▶ _EXERCISE OBJECTIVE_
Copy all of the material below, line for line.

# # #

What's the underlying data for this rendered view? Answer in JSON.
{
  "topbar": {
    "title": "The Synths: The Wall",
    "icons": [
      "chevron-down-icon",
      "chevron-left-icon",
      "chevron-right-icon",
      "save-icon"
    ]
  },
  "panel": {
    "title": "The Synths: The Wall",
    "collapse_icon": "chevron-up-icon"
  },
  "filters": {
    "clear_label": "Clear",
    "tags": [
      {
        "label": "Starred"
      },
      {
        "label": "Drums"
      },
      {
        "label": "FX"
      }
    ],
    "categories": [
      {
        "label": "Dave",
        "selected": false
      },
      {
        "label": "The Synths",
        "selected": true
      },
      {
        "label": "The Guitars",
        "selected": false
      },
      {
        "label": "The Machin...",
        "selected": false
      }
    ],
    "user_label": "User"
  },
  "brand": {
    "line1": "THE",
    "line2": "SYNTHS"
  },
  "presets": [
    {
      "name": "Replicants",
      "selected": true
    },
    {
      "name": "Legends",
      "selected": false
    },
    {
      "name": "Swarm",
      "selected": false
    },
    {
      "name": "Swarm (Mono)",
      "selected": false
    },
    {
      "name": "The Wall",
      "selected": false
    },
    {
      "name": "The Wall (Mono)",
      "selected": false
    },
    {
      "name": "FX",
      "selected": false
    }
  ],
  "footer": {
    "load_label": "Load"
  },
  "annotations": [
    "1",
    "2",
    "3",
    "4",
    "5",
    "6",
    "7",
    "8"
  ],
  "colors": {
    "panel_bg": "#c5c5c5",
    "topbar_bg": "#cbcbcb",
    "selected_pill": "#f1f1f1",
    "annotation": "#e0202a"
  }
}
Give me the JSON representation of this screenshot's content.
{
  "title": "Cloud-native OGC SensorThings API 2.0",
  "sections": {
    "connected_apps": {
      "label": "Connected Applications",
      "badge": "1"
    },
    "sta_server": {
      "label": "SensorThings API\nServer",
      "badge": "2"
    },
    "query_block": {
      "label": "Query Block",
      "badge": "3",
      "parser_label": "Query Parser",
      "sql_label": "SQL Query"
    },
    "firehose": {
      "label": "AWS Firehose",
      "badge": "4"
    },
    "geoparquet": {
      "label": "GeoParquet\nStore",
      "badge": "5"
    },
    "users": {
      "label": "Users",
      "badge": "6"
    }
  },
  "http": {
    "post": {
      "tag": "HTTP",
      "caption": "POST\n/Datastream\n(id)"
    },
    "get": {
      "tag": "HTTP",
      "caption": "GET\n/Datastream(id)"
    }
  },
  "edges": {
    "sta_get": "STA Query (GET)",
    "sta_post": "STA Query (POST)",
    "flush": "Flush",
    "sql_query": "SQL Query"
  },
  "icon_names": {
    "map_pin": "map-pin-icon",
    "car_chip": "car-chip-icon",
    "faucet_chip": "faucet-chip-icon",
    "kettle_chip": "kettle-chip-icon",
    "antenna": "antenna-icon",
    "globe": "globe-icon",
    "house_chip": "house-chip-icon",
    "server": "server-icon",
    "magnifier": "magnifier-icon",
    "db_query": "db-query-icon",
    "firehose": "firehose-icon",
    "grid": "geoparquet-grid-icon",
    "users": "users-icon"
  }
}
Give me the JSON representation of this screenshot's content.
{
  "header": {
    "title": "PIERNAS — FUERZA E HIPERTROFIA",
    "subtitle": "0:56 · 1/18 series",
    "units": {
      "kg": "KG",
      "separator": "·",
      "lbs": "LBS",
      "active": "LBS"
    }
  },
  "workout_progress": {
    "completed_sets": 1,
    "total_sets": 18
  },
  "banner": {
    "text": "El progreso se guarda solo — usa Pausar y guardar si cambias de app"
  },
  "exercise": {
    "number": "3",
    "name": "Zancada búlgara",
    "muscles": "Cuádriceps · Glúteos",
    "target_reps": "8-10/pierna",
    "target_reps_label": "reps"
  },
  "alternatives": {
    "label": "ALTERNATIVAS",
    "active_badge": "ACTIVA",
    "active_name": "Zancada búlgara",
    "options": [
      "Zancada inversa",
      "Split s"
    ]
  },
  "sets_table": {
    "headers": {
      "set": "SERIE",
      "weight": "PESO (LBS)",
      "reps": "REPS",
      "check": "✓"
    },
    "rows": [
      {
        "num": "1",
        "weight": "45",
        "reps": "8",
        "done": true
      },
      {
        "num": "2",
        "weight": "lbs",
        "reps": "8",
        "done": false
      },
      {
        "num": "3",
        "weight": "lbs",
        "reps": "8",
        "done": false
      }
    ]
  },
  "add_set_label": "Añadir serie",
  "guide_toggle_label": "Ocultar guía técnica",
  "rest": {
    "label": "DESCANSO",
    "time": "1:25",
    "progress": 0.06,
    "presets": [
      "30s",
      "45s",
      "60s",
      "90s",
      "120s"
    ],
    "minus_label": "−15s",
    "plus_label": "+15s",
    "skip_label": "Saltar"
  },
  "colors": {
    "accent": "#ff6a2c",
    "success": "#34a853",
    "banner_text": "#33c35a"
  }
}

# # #

▶ _ANSWER SECTION_
What's the underlying data for this rendered view? Answer in JSON.
{
  "topbar": {
    "title": "The Synths: The Wall",
    "icons": [
      "chevron-down-icon",
      "chevron-left-icon",
      "chevron-right-icon",
      "save-icon"
    ]
  },
  "panel": {
    "title": "The Synths: The Wall",
    "collapse_icon": "chevron-up-icon"
  },
  "filters": {
    "clear_label": "Clear",
    "tags": [
      {
        "label": "Starred"
      },
      {
        "label": "Drums"
      },
      {
        "label": "FX"
      }
    ],
    "categories": [
      {
        "label": "Dave",
        "selected": false
      },
      {
        "label": "The Synths",
        "selected": true
      },
      {
        "label": "The Guitars",
        "selected": false
      },
      {
        "label": "The Machin...",
        "selected": false
      }
    ],
    "user_label": "User"
  },
  "brand": {
    "line1": "THE",
    "line2": "SYNTHS"
  },
  "presets": [
    {
      "name": "Replicants",
      "selected": true
    },
    {
      "name": "Legends",
      "selected": false
    },
    {
      "name": "Swarm",
      "selected": false
    },
    {
      "name": "Swarm (Mono)",
      "selected": false
    },
    {
      "name": "The Wall",
      "selected": false
    },
    {
      "name": "The Wall (Mono)",
      "selected": false
    },
    {
      "name": "FX",
      "selected": false
    }
  ],
  "footer": {
    "load_label": "Load"
  },
  "annotations": [
    "1",
    "2",
    "3",
    "4",
    "5",
    "6",
    "7",
    "8"
  ],
  "colors": {
    "panel_bg": "#c5c5c5",
    "topbar_bg": "#cbcbcb",
    "selected_pill": "#f1f1f1",
    "annotation": "#e0202a"
  }
}
Give me the JSON representation of this screenshot's content.
{
  "title": "Cloud-native OGC SensorThings API 2.0",
  "sections": {
    "connected_apps": {
      "label": "Connected Applications",
      "badge": "1"
    },
    "sta_server": {
      "label": "SensorThings API\nServer",
      "badge": "2"
    },
    "query_block": {
      "label": "Query Block",
      "badge": "3",
      "parser_label": "Query Parser",
      "sql_label": "SQL Query"
    },
    "firehose": {
      "label": "AWS Firehose",
      "badge": "4"
    },
    "geoparquet": {
      "label": "GeoParquet\nStore",
      "badge": "5"
    },
    "users": {
      "label": "Users",
      "badge": "6"
    }
  },
  "http": {
    "post": {
      "tag": "HTTP",
      "caption": "POST\n/Datastream\n(id)"
    },
    "get": {
      "tag": "HTTP",
      "caption": "GET\n/Datastream(id)"
    }
  },
  "edges": {
    "sta_get": "STA Query (GET)",
    "sta_post": "STA Query (POST)",
    "flush": "Flush",
    "sql_query": "SQL Query"
  },
  "icon_names": {
    "map_pin": "map-pin-icon",
    "car_chip": "car-chip-icon",
    "faucet_chip": "faucet-chip-icon",
    "kettle_chip": "kettle-chip-icon",
    "antenna": "antenna-icon",
    "globe": "globe-icon",
    "house_chip": "house-chip-icon",
    "server": "server-icon",
    "magnifier": "magnifier-icon",
    "db_query": "db-query-icon",
    "firehose": "firehose-icon",
    "grid": "geoparquet-grid-icon",
    "users": "users-icon"
  }
}
Give me the JSON representation of this screenshot's content.
{
  "header": {
    "title": "PIERNAS — FUERZA E HIPERTROFIA",
    "subtitle": "0:56 · 1/18 series",
    "units": {
      "kg": "KG",
      "separator": "·",
      "lbs": "LBS",
      "active": "LBS"
    }
  },
  "workout_progress": {
    "completed_sets": 1,
    "total_sets": 18
  },
  "banner": {
    "text": "El progreso se guarda solo — usa Pausar y guardar si cambias de app"
  },
  "exercise": {
    "number": "3",
    "name": "Zancada búlgara",
    "muscles": "Cuádriceps · Glúteos",
    "target_reps": "8-10/pierna",
    "target_reps_label": "reps"
  },
  "alternatives": {
    "label": "ALTERNATIVAS",
    "active_badge": "ACTIVA",
    "active_name": "Zancada búlgara",
    "options": [
      "Zancada inversa",
      "Split s"
    ]
  },
  "sets_table": {
    "headers": {
      "set": "SERIE",
      "weight": "PESO (LBS)",
      "reps": "REPS",
      "check": "✓"
    },
    "rows": [
      {
        "num": "1",
        "weight": "45",
        "reps": "8",
        "done": true
      },
      {
        "num": "2",
        "weight": "lbs",
        "reps": "8",
        "done": false
      },
      {
        "num": "3",
        "weight": "lbs",
        "reps": "8",
        "done": false
      }
    ]
  },
  "add_set_label": "Añadir serie",
  "guide_toggle_label": "Ocultar guía técnica",
  "rest": {
    "label": "DESCANSO",
    "time": "1:25",
    "progress": 0.06,
    "presets": [
      "30s",
      "45s",
      "60s",
      "90s",
      "120s"
    ],
    "minus_label": "−15s",
    "plus_label": "+15s",
    "skip_label": "Saltar"
  },
  "colors": {
    "accent": "#ff6a2c",
    "success": "#34a853",
    "banner_text": "#33c35a"
  }
}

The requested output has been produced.